Return each line of the data below unchanged, please.

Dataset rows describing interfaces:
# # # # # # #
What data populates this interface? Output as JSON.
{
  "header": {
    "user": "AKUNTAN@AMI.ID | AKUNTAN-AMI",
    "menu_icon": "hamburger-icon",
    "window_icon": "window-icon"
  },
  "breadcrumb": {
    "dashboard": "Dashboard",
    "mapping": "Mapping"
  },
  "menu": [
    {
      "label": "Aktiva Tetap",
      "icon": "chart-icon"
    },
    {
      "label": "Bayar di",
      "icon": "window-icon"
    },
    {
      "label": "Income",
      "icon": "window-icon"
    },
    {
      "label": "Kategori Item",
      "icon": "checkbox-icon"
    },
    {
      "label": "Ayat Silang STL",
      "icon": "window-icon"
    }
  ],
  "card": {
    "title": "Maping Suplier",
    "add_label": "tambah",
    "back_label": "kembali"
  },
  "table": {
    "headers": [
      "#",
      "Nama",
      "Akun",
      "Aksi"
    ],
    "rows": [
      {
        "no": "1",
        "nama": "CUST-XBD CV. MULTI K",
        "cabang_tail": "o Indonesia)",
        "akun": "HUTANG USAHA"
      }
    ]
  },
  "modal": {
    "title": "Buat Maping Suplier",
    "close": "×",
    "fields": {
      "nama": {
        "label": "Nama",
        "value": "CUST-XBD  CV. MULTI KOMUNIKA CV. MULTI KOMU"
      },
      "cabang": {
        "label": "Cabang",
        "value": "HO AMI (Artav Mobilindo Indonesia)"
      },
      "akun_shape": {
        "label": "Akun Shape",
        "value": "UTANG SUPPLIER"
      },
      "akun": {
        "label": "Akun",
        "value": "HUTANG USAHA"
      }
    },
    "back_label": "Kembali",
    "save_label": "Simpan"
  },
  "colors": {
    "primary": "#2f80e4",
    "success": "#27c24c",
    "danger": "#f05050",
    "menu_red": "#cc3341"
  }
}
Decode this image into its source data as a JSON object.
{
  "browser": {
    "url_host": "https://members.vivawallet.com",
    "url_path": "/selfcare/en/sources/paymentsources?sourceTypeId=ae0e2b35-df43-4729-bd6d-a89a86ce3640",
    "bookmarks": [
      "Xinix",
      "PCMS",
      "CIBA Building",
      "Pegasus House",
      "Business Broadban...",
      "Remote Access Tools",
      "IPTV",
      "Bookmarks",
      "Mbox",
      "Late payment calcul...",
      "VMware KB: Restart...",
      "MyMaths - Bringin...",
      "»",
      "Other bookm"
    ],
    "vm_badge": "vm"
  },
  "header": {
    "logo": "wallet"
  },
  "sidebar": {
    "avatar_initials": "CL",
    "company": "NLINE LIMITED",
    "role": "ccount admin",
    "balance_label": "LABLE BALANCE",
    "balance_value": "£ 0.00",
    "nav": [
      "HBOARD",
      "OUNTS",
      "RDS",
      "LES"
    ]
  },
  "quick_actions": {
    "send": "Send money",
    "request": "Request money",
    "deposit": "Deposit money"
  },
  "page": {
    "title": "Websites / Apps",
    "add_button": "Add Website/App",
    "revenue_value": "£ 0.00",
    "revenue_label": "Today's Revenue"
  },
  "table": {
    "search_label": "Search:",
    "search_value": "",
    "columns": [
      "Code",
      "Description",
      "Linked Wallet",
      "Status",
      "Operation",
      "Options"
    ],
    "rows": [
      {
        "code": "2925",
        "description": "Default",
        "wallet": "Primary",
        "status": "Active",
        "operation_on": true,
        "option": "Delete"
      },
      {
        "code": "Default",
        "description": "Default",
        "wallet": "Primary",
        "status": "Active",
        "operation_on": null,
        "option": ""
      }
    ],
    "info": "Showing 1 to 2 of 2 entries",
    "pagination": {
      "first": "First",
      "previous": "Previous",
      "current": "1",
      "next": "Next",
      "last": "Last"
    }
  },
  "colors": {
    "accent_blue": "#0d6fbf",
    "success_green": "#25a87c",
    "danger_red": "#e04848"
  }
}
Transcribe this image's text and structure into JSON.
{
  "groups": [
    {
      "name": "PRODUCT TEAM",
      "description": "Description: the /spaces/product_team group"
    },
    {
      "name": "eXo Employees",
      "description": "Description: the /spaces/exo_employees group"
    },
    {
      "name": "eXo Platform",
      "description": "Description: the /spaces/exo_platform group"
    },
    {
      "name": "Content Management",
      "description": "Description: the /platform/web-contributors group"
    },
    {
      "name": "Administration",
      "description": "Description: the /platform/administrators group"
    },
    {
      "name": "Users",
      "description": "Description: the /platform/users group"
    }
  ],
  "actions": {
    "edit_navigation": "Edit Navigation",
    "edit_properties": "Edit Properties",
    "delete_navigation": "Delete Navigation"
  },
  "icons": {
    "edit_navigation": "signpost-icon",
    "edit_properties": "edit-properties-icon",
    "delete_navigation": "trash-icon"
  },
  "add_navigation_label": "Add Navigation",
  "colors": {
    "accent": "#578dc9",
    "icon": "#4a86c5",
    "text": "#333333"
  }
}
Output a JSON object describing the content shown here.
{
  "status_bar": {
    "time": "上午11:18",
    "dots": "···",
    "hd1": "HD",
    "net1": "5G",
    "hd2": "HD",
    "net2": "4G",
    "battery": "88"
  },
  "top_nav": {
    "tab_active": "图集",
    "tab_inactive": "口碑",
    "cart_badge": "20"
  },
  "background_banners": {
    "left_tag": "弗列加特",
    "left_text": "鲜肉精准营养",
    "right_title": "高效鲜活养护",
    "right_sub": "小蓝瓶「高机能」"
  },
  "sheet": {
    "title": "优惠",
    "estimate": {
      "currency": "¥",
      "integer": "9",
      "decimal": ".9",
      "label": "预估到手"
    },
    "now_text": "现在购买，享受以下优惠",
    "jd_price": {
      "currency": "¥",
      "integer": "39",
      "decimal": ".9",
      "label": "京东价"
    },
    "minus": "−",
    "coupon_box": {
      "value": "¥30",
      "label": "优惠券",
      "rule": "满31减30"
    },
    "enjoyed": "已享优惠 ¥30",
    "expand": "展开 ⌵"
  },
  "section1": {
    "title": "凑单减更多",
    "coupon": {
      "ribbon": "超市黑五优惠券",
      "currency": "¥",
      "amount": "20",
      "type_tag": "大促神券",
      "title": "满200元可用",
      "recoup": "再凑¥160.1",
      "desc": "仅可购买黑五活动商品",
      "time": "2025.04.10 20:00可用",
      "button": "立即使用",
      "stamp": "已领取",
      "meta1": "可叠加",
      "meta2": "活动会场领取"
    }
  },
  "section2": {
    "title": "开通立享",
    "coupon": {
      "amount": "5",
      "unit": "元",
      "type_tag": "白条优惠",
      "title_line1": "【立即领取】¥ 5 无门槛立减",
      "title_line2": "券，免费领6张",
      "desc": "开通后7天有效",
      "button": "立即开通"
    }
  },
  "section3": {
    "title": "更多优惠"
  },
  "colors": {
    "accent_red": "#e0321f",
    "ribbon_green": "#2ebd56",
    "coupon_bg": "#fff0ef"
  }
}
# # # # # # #
- _RESPONSE_
What data populates this interface? Output as JSON.
{
  "header": {
    "user": "AKUNTAN@AMI.ID | AKUNTAN-AMI",
    "menu_icon": "hamburger-icon",
    "window_icon": "window-icon"
  },
  "breadcrumb": {
    "dashboard": "Dashboard",
    "mapping": "Mapping"
  },
  "menu": [
    {
      "label": "Aktiva Tetap",
      "icon": "chart-icon"
    },
    {
      "label": "Bayar di",
      "icon": "window-icon"
    },
    {
      "label": "Income",
      "icon": "window-icon"
    },
    {
      "label": "Kategori Item",
      "icon": "checkbox-icon"
    },
    {
      "label": "Ayat Silang STL",
      "icon": "window-icon"
    }
  ],
  "card": {
    "title": "Maping Suplier",
    "add_label": "tambah",
    "back_label": "kembali"
  },
  "table": {
    "headers": [
      "#",
      "Nama",
      "Akun",
      "Aksi"
    ],
    "rows": [
      {
        "no": "1",
        "nama": "CUST-XBD CV. MULTI K",
        "cabang_tail": "o Indonesia)",
        "akun": "HUTANG USAHA"
      }
    ]
  },
  "modal": {
    "title": "Buat Maping Suplier",
    "close": "×",
    "fields": {
      "nama": {
        "label": "Nama",
        "value": "CUST-XBD  CV. MULTI KOMUNIKA CV. MULTI KOMU"
      },
      "cabang": {
        "label": "Cabang",
        "value": "HO AMI (Artav Mobilindo Indonesia)"
      },
      "akun_shape": {
        "label": "Akun Shape",
        "value": "UTANG SUPPLIER"
      },
      "akun": {
        "label": "Akun",
        "value": "HUTANG USAHA"
      }
    },
    "back_label": "Kembali",
    "save_label": "Simpan"
  },
  "colors": {
    "primary": "#2f80e4",
    "success": "#27c24c",
    "danger": "#f05050",
    "menu_red": "#cc3341"
  }
}
Decode this image into its source data as a JSON object.
{
  "browser": {
    "url_host": "https://members.vivawallet.com",
    "url_path": "/selfcare/en/sources/paymentsources?sourceTypeId=ae0e2b35-df43-4729-bd6d-a89a86ce3640",
    "bookmarks": [
      "Xinix",
      "PCMS",
      "CIBA Building",
      "Pegasus House",
      "Business Broadban...",
      "Remote Access Tools",
      "IPTV",
      "Bookmarks",
      "Mbox",
      "Late payment calcul...",
      "VMware KB: Restart...",
      "MyMaths - Bringin...",
      "»",
      "Other bookm"
    ],
    "vm_badge": "vm"
  },
  "header": {
    "logo": "wallet"
  },
  "sidebar": {
    "avatar_initials": "CL",
    "company": "NLINE LIMITED",
    "role": "ccount admin",
    "balance_label": "LABLE BALANCE",
    "balance_value": "£ 0.00",
    "nav": [
      "HBOARD",
      "OUNTS",
      "RDS",
      "LES"
    ]
  },
  "quick_actions": {
    "send": "Send money",
    "request": "Request money",
    "deposit": "Deposit money"
  },
  "page": {
    "title": "Websites / Apps",
    "add_button": "Add Website/App",
    "revenue_value": "£ 0.00",
    "revenue_label": "Today's Revenue"
  },
  "table": {
    "search_label": "Search:",
    "search_value": "",
    "columns": [
      "Code",
      "Description",
      "Linked Wallet",
      "Status",
      "Operation",
      "Options"
    ],
    "rows": [
      {
        "code": "2925",
        "description": "Default",
        "wallet": "Primary",
        "status": "Active",
        "operation_on": true,
        "option": "Delete"
      },
      {
        "code": "Default",
        "description": "Default",
        "wallet": "Primary",
        "status": "Active",
        "operation_on": null,
        "option": ""
      }
    ],
    "info": "Showing 1 to 2 of 2 entries",
    "pagination": {
      "first": "First",
      "previous": "Previous",
      "current": "1",
      "next": "Next",
      "last": "Last"
    }
  },
  "colors": {
    "accent_blue": "#0d6fbf",
    "success_green": "#25a87c",
    "danger_red": "#e04848"
  }
}
Transcribe this image's text and structure into JSON.
{
  "groups": [
    {
      "name": "PRODUCT TEAM",
      "description": "Description: the /spaces/product_team group"
    },
    {
      "name": "eXo Employees",
      "description": "Description: the /spaces/exo_employees group"
    },
    {
      "name": "eXo Platform",
      "description": "Description: the /spaces/exo_platform group"
    },
    {
      "name": "Content Management",
      "description": "Description: the /platform/web-contributors group"
    },
    {
      "name": "Administration",
      "description": "Description: the /platform/administrators group"
    },
    {
      "name": "Users",
      "description": "Description: the /platform/users group"
    }
  ],
  "actions": {
    "edit_navigation": "Edit Navigation",
    "edit_properties": "Edit Properties",
    "delete_navigation": "Delete Navigation"
  },
  "icons": {
    "edit_navigation": "signpost-icon",
    "edit_properties": "edit-properties-icon",
    "delete_navigation": "trash-icon"
  },
  "add_navigation_label": "Add Navigation",
  "colors": {
    "accent": "#578dc9",
    "icon": "#4a86c5",
    "text": "#333333"
  }
}
Output a JSON object describing the content shown here.
{
  "status_bar": {
    "time": "上午11:18",
    "dots": "···",
    "hd1": "HD",
    "net1": "5G",
    "hd2": "HD",
    "net2": "4G",
    "battery": "88"
  },
  "top_nav": {
    "tab_active": "图集",
    "tab_inactive": "口碑",
    "cart_badge": "20"
  },
  "background_banners": {
    "left_tag": "弗列加特",
    "left_text": "鲜肉精准营养",
    "right_title": "高效鲜活养护",
    "right_sub": "小蓝瓶「高机能」"
  },
  "sheet": {
    "title": "优惠",
    "estimate": {
      "currency": "¥",
      "integer": "9",
      "decimal": ".9",
      "label": "预估到手"
    },
    "now_text": "现在购买，享受以下优惠",
    "jd_price": {
      "currency": "¥",
      "integer": "39",
      "decimal": ".9",
      "label": "京东价"
    },
    "minus": "−",
    "coupon_box": {
      "value": "¥30",
      "label": "优惠券",
      "rule": "满31减30"
    },
    "enjoyed": "已享优惠 ¥30",
    "expand": "展开 ⌵"
  },
  "section1": {
    "title": "凑单减更多",
    "coupon": {
      "ribbon": "超市黑五优惠券",
      "currency": "¥",
      "amount": "20",
      "type_tag": "大促神券",
      "title": "满200元可用",
      "recoup": "再凑¥160.1",
      "desc": "仅可购买黑五活动商品",
      "time": "2025.04.10 20:00可用",
      "button": "立即使用",
      "stamp": "已领取",
      "meta1": "可叠加",
      "meta2": "活动会场领取"
    }
  },
  "section2": {
    "title": "开通立享",
    "coupon": {
      "amount": "5",
      "unit": "元",
      "type_tag": "白条优惠",
      "title_line1": "【立即领取】¥ 5 无门槛立减",
      "title_line2": "券，免费领6张",
      "desc": "开通后7天有效",
      "button": "立即开通"
    }
  },
  "section3": {
    "title": "更多优惠"
  },
  "colors": {
    "accent_red": "#e0321f",
    "ribbon_green": "#2ebd56",
    "coupon_bg": "#fff0ef"
  }
}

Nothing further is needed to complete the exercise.